[Data provided — start]
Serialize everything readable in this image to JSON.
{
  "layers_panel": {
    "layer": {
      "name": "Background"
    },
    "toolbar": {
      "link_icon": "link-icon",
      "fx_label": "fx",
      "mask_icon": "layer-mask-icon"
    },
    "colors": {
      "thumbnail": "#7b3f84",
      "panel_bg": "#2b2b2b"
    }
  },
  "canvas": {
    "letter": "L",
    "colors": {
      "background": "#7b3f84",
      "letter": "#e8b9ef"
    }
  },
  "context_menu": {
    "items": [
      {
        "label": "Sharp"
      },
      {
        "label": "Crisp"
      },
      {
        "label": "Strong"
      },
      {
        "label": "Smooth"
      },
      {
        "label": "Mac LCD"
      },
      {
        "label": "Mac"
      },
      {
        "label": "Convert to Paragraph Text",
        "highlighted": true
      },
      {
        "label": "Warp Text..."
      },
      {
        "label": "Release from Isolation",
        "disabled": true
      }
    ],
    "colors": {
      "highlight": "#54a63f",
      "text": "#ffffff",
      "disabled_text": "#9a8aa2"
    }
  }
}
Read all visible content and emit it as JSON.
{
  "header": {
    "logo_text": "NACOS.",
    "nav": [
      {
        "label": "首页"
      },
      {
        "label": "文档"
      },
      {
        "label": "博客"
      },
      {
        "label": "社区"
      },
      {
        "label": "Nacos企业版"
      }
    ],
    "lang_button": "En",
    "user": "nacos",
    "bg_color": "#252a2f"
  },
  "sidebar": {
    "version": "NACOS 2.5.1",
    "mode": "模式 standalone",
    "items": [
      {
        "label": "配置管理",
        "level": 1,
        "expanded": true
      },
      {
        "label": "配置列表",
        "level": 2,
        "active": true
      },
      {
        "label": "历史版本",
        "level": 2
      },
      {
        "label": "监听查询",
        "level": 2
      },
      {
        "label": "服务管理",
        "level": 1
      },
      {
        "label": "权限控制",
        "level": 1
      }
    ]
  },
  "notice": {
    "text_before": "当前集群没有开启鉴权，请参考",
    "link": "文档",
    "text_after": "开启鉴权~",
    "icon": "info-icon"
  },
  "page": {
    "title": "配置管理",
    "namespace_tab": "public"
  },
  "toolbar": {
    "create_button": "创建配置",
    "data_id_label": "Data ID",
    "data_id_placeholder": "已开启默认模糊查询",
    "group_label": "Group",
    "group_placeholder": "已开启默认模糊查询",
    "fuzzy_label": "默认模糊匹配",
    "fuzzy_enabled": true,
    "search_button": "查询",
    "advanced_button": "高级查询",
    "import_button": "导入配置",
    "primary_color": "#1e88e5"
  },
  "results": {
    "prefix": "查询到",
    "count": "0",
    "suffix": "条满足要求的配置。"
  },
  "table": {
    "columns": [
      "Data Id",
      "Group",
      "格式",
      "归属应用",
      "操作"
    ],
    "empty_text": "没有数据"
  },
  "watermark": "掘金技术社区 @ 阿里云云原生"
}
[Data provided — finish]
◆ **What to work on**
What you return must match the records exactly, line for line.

◆ **Task solution**
Serialize everything readable in this image to JSON.
{
  "layers_panel": {
    "layer": {
      "name": "Background"
    },
    "toolbar": {
      "link_icon": "link-icon",
      "fx_label": "fx",
      "mask_icon": "layer-mask-icon"
    },
    "colors": {
      "thumbnail": "#7b3f84",
      "panel_bg": "#2b2b2b"
    }
  },
  "canvas": {
    "letter": "L",
    "colors": {
      "background": "#7b3f84",
      "letter": "#e8b9ef"
    }
  },
  "context_menu": {
    "items": [
      {
        "label": "Sharp"
      },
      {
        "label": "Crisp"
      },
      {
        "label": "Strong"
      },
      {
        "label": "Smooth"
      },
      {
        "label": "Mac LCD"
      },
      {
        "label": "Mac"
      },
      {
        "label": "Convert to Paragraph Text",
        "highlighted": true
      },
      {
        "label": "Warp Text..."
      },
      {
        "label": "Release from Isolation",
        "disabled": true
      }
    ],
    "colors": {
      "highlight": "#54a63f",
      "text": "#ffffff",
      "disabled_text": "#9a8aa2"
    }
  }
}
Read all visible content and emit it as JSON.
{
  "header": {
    "logo_text": "NACOS.",
    "nav": [
      {
        "label": "首页"
      },
      {
        "label": "文档"
      },
      {
        "label": "博客"
      },
      {
        "label": "社区"
      },
      {
        "label": "Nacos企业版"
      }
    ],
    "lang_button": "En",
    "user": "nacos",
    "bg_color": "#252a2f"
  },
  "sidebar": {
    "version": "NACOS 2.5.1",
    "mode": "模式 standalone",
    "items": [
      {
        "label": "配置管理",
        "level": 1,
        "expanded": true
      },
      {
        "label": "配置列表",
        "level": 2,
        "active": true
      },
      {
        "label": "历史版本",
        "level": 2
      },
      {
        "label": "监听查询",
        "level": 2
      },
      {
        "label": "服务管理",
        "level": 1
      },
      {
        "label": "权限控制",
        "level": 1
      }
    ]
  },
  "notice": {
    "text_before": "当前集群没有开启鉴权，请参考",
    "link": "文档",
    "text_after": "开启鉴权~",
    "icon": "info-icon"
  },
  "page": {
    "title": "配置管理",
    "namespace_tab": "public"
  },
  "toolbar": {
    "create_button": "创建配置",
    "data_id_label": "Data ID",
    "data_id_placeholder": "已开启默认模糊查询",
    "group_label": "Group",
    "group_placeholder": "已开启默认模糊查询",
    "fuzzy_label": "默认模糊匹配",
    "fuzzy_enabled": true,
    "search_button": "查询",
    "advanced_button": "高级查询",
    "import_button": "导入配置",
    "primary_color": "#1e88e5"
  },
  "results": {
    "prefix": "查询到",
    "count": "0",
    "suffix": "条满足要求的配置。"
  },
  "table": {
    "columns": [
      "Data Id",
      "Group",
      "格式",
      "归属应用",
      "操作"
    ],
    "empty_text": "没有数据"
  },
  "watermark": "掘金技术社区 @ 阿里云云原生"
}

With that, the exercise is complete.